Growing up, my parents were avid dinner and party hosts. They loved to have a full house. They loved feeding people and seeing people enjoy the food that they prepared. While I was young, watching all of their dinner parties unfold was like watching a masterpiece. The whole day leading up to the dinner, there would be prepping.
Prepping is the key to hosting. If you have not prepared well for your guests, most likely than not, you are going to be running around like a chicken with its head cut off while your guests are waiting at the table to be fed.
You need to have the table set. The whole nine yards, I’m talking candles, centerpieces, plates, forks, knives, napkins, everything. Once the table is set you move onto your menu.
You need to make a menu for appetizers, entree, drinks and dessert. When you have your menu laid out, you can clearly see what needs to be cooked first and then second. The oven items get priority. Salad items can usually be prepped before just put the dressing to the side for a last minute douse. The appetizers should be set and ready to go usually 20 minutes before your guests start to arrive. Wine should be chilled. Possibly even have a bottle corked and ready to go! My parents always kept the bottles closed because it was an art form for them to open a bottle in front of their guests.

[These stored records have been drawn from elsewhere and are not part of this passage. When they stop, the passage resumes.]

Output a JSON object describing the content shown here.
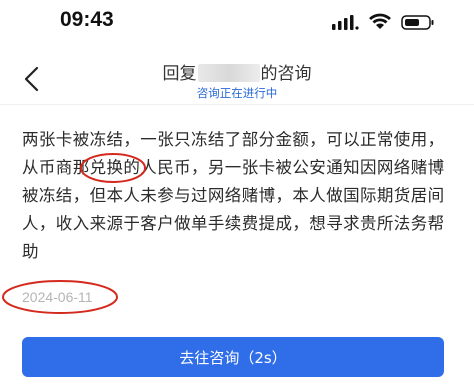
{
  "status_bar": {
    "time": "09:43"
  },
  "nav": {
    "title_prefix": "回复",
    "title_suffix": "的咨询",
    "subtitle": "咨询正在进行中"
  },
  "question": {
    "text": "两张卡被冻结，一张只冻结了部分金额，可以正常使用，从币商那兑换的人民币，另一张卡被公安通知因网络赌博被冻结，但本人未参与过网络赌博，本人做国际期货居间人，收入来源于客户做单手续费提成，想寻求贵所法务帮助",
    "date": "2024-06-11"
  },
  "actions": {
    "consult_label": "去往咨询（2s）"
  },
  "colors": {
    "accent": "#2f6ee8",
    "annotation": "#d42a1e"
  }
}
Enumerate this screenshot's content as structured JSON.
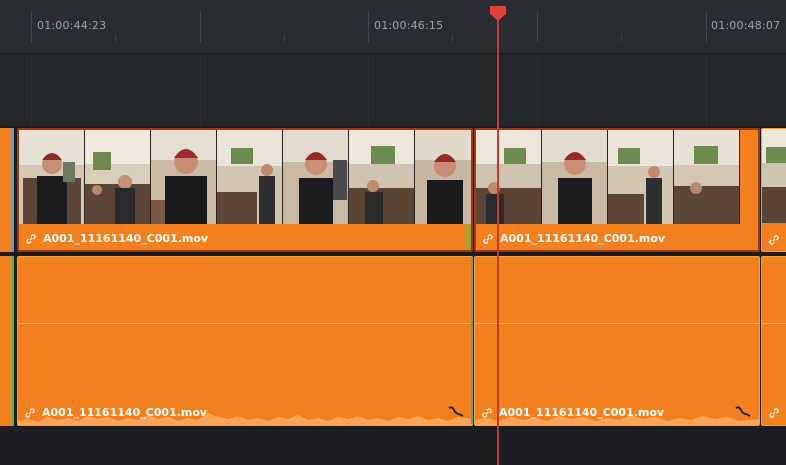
{
  "ruler": {
    "timecodes": [
      "01:00:44:23",
      "01:00:46:15",
      "01:00:48:07"
    ]
  },
  "video_track": {
    "clips": [
      {
        "name": "A001_11161140_C001.mov"
      },
      {
        "name": "A001_11161140_C001.mov"
      }
    ]
  },
  "audio_track": {
    "clips": [
      {
        "name": "A001_11161140_C001.mov"
      },
      {
        "name": "A001_11161140_C001.mov"
      }
    ]
  },
  "colors": {
    "clip": "#f3801f",
    "playhead": "#c5392e",
    "background": "#1e2126"
  },
  "icons": [
    "link-icon",
    "audio-fade-icon",
    "playhead-marker-icon"
  ]
}
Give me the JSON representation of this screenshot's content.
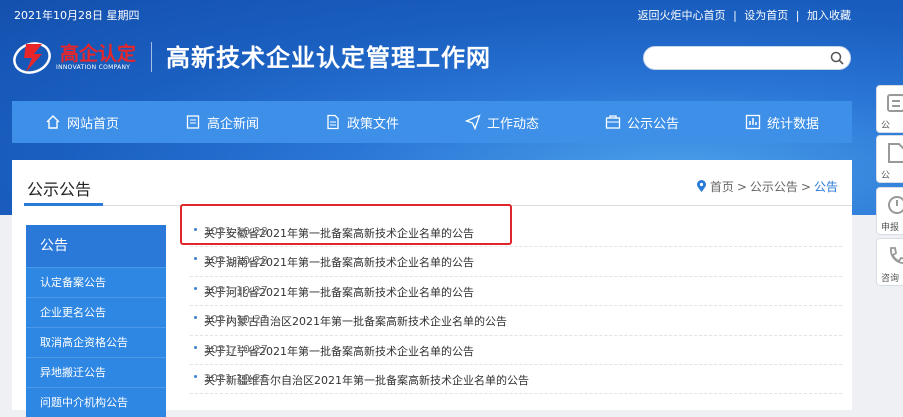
{
  "topbar": {
    "date": "2021年10月28日 星期四",
    "links": [
      "返回火炬中心首页",
      "设为首页",
      "加入收藏"
    ],
    "separator": "|"
  },
  "logo": {
    "text": "高企认定",
    "subtext": "INNOVATION COMPANY"
  },
  "site_title": "高新技术企业认定管理工作网",
  "search": {
    "placeholder": ""
  },
  "nav": [
    {
      "label": "网站首页",
      "icon": "home-icon"
    },
    {
      "label": "高企新闻",
      "icon": "news-icon"
    },
    {
      "label": "政策文件",
      "icon": "document-icon"
    },
    {
      "label": "工作动态",
      "icon": "send-icon"
    },
    {
      "label": "公示公告",
      "icon": "bulletin-icon"
    },
    {
      "label": "统计数据",
      "icon": "chart-icon"
    }
  ],
  "section": {
    "title": "公示公告",
    "breadcrumb": [
      "首页",
      ">",
      "公示公告",
      ">",
      "公告"
    ]
  },
  "sidebar": {
    "header": "公告",
    "items": [
      "认定备案公告",
      "企业更名公告",
      "取消高企资格公告",
      "异地搬迁公告",
      "问题中介机构公告"
    ]
  },
  "announcements": [
    {
      "title": "关于安徽省2021年第一批备案高新技术企业名单的公告",
      "date": "2021-10-28"
    },
    {
      "title": "关于湖南省2021年第一批备案高新技术企业名单的公告",
      "date": "2021-10-28"
    },
    {
      "title": "关于河北省2021年第一批备案高新技术企业名单的公告",
      "date": "2021-10-27"
    },
    {
      "title": "关于内蒙古自治区2021年第一批备案高新技术企业名单的公告",
      "date": "2021-10-27"
    },
    {
      "title": "关于辽宁省2021年第一批备案高新技术企业名单的公告",
      "date": "2021-10-27"
    },
    {
      "title": "关于新疆维吾尔自治区2021年第一批备案高新技术企业名单的公告",
      "date": "2021-10-26"
    }
  ],
  "float_bar": [
    {
      "label": "公",
      "icon": "notice-icon"
    },
    {
      "label": "公",
      "icon": "doc-icon"
    },
    {
      "label": "申报",
      "icon": "apply-icon"
    },
    {
      "label": "咨询",
      "icon": "phone-icon"
    }
  ],
  "colors": {
    "accent": "#2a7ad8",
    "nav": "#3d8fe8",
    "highlight": "#e0262a"
  }
}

After watching this cycle be played dinner party after dinner party, I got a couple of tricks up my sleeve as I grew older and hosted my own events. Don’t rush your guests. Everything should flow smoothly and effortlessly. If it’s not a smooth transitioning night, you aren’t doing it right. The night should be about your guests enjoying themselves as well as you enjoying what you prepared for the night.
Hosting is an art form. You may not be perfect at it in the beginning, but practice does make perfect.

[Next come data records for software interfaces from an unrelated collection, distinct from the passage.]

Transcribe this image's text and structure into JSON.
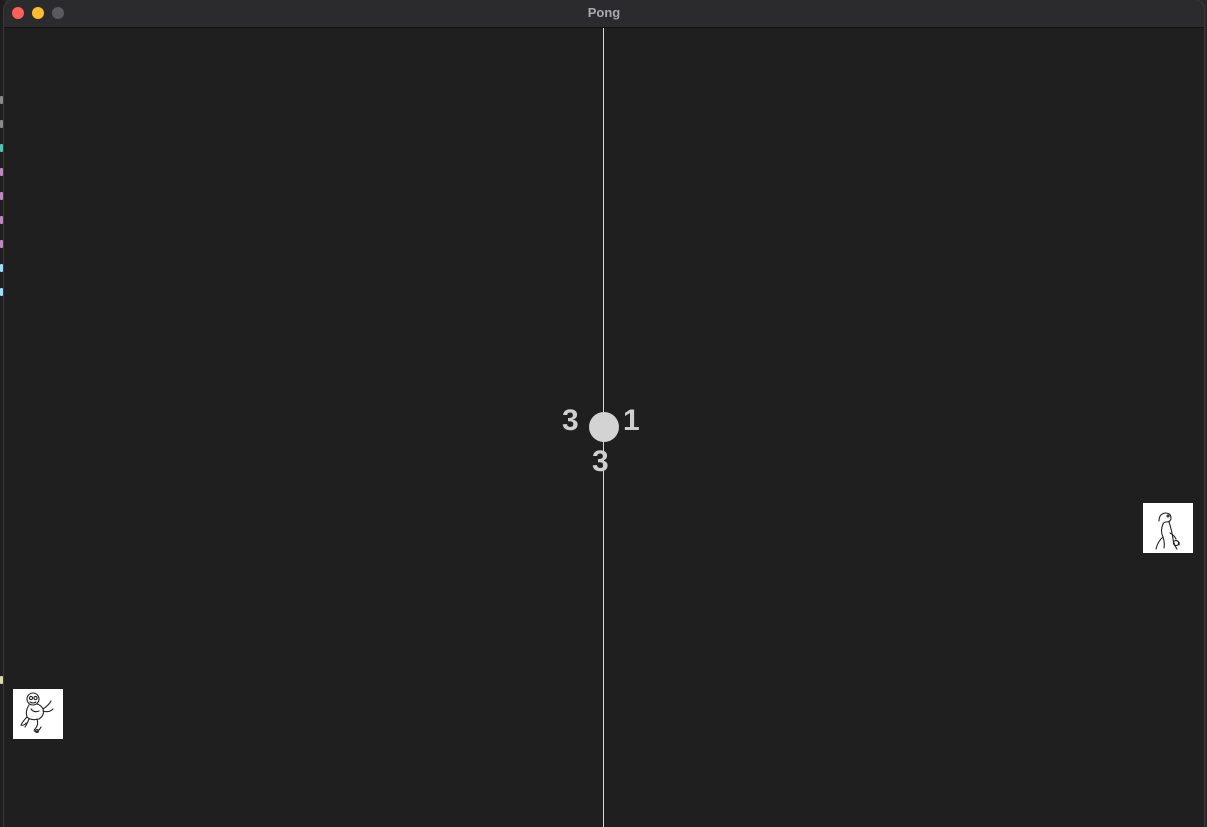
{
  "window": {
    "title": "Pong",
    "buttons": {
      "close_color": "#fe5f57",
      "minimize_color": "#febc2e",
      "maximize_color": "#5a5a5e"
    }
  },
  "game": {
    "scores": {
      "left": "3",
      "right": "1",
      "center": "3"
    },
    "colors": {
      "background": "#1f1f1f",
      "net": "#d8d8d8",
      "ball": "#d3d3d3",
      "score": "#cfcfcf",
      "paddle": "#ffffff"
    },
    "paddles": {
      "left_icon": "turtle-sketch-icon",
      "right_icon": "dinosaur-sketch-icon"
    }
  }
}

pic credit: https://www.instagram.com/p/BmLWvl8hMjD/?hl=en&tagged=placesetting